The Indian restaurant scene in the Twin Cities has markedly changed in the last eight years. North Indian cuisines have been especially well represented among Minnesota restaurants perhaps because food from the north is generally less spicy. “But the profile of the Indian community has markedly changed,” says Dr. Ben Baliga, a gregarious and entrepreneurial Professor of Engineering who has recruited many students from India now working in the metro area’s high-tech medical industry. “Newer immigrants and students are now mainly from the south, in particular from Andhra Pradesh state. So restaurants that were mainly serving a North Indian cuisine are now increasingly adding South Indian dishes such as Dosa, Idli etc. The food is also becoming spicier,” he says. With that in perspective, here are the five best of many good Indian restaurants in Minnesota.
Most Popular Indian Food Restaurant
Plymouth India Palace
4190 Vinewood Lane N.
NE Corner of 494 & Rockford Road
Plymouth, MN 55442
India Palace caters to the northern India palate and is less spicy. As a result, this restaurant attracts a good mix of both Indian-origin clients and locals. This formula seems to be a hit with metro-area consumers as India Palace has now opened restaurants in Eden Prairie, St. Paul and also Woodbury. Each is independently owned and run by a Punjabi, from the far north state of India. The food in each restaurant is excellent and tastes authentically north Indian. Most are based in mall locations with lots of parking and all serve lunch buffets.
Spiciest Indian Food
Surabhi Indian Cuisine
517 W. 98th St.
Bloomington, MN 55420
“This is the spiciest Indian restaurant and has an almost exclusively Indian-origin client base on the weekends,” says Dr Baliga. Surabhi does serve many varieties of food of both the south and north of India as well as Indo Chinese items. Those who are not so adventurous can be comforted by the Surabhi web page, which says it can serve menu selections with mild or medium spiciness. Also publicized is a weekend buffet with more than 25 items for $11.95 and a weekday buffet that is only $7.95. The restaurant is closed on Tuesdays.
Best Indian Food in St Paul
India House Restaurant
758 Grand Ave.
St. Paul, MN 55105
Chef Joginder Cheema serves fresh north Indian cuisine highlighted on a menu featuring traditional entrees, small plates and dinners for two. India House’s brick and glass storefront fits right in with Grand Avenue’s urban chic. Inside the door, you are greeted by the high, unfinished ceilings exposing a cleanly painted industrial ventilation system accented by a large chandelier filling the center of the large dining area.
Best Customer Service
1260 Town Center Drive
Eagan, MN 55123
Owner Gurdial Singh and his wife have created the ultimate in dining ambiance with their caring and courteous hosting and their attentive wait staff. The good impression created by their personal attention is reinforced by tasteful decor that serves to highlight tasty authentic Indian foods in their cozy suburban restaurant. The Singhs were selected to cater the Twin Cities Film Fest at the ShowPlace ICON Theater in 2013.
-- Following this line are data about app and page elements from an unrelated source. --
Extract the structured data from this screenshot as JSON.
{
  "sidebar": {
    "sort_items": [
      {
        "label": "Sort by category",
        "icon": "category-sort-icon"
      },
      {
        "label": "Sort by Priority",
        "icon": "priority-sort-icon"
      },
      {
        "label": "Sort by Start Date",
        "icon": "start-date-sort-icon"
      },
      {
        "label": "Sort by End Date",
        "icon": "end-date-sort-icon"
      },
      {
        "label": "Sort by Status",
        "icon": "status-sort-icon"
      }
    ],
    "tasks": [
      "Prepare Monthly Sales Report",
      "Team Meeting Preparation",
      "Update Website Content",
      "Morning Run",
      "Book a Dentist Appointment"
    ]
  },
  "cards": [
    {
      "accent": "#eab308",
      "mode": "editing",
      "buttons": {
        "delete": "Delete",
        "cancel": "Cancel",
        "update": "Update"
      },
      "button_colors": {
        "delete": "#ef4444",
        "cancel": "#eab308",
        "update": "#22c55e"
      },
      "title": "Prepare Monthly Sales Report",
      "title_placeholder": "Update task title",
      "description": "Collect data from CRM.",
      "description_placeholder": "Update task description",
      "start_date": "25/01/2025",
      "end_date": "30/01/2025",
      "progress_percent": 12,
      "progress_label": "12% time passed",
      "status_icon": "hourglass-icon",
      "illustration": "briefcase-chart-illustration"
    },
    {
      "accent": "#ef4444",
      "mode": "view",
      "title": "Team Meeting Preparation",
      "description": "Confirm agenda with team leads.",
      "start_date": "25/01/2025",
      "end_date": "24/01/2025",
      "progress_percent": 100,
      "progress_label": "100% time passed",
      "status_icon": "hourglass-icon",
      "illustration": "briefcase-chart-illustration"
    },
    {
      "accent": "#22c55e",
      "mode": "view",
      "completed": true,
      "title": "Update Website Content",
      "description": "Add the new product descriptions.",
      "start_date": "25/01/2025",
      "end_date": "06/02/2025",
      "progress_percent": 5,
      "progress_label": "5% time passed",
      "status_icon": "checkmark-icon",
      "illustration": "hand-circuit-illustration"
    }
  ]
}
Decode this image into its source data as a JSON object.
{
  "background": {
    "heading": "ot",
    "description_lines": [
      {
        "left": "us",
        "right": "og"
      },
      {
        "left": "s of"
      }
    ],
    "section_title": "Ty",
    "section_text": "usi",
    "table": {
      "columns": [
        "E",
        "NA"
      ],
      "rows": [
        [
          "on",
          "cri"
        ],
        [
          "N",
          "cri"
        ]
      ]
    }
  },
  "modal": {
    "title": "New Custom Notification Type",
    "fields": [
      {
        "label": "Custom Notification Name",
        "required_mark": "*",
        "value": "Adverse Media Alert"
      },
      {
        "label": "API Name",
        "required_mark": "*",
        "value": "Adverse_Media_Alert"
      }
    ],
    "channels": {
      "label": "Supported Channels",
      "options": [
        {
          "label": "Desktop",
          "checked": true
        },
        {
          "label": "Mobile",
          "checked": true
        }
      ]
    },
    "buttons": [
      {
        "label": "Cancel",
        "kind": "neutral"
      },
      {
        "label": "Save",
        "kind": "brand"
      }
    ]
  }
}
Best Indian Food in Downtown Minneapolis
820 Marquette Ave.
Minneapolis, MN 55402
Bombay Bistro displays its name proudly on the green awnings over the patio across from the Foshay Tower on Marquette Avenue in the heart of downtown Minneapolis. One step into the luxurious dining area, created by owner and experienced hospitality manager Ajay Mehta, arouses the diner’s anticipation of quality service and excellent food. As Mumbai is the center of Marathi cuisine, which ranges from mild to very spicy, so has chef Malti Mehta, Ajay’s wife, selected a number of dishes from throughout India mindful of the array of customers’ tastes and preferences.
Robin Johnson was born in Annandale, Minn. and graduated from Richfield High School and then the University of Minnesota where he studied Political Science, Business and Industrial Relations. A writer for Examiner.com, he also consults with a variety of organizations and individuals helping them develop and grow. His work can be found at Examiner.com.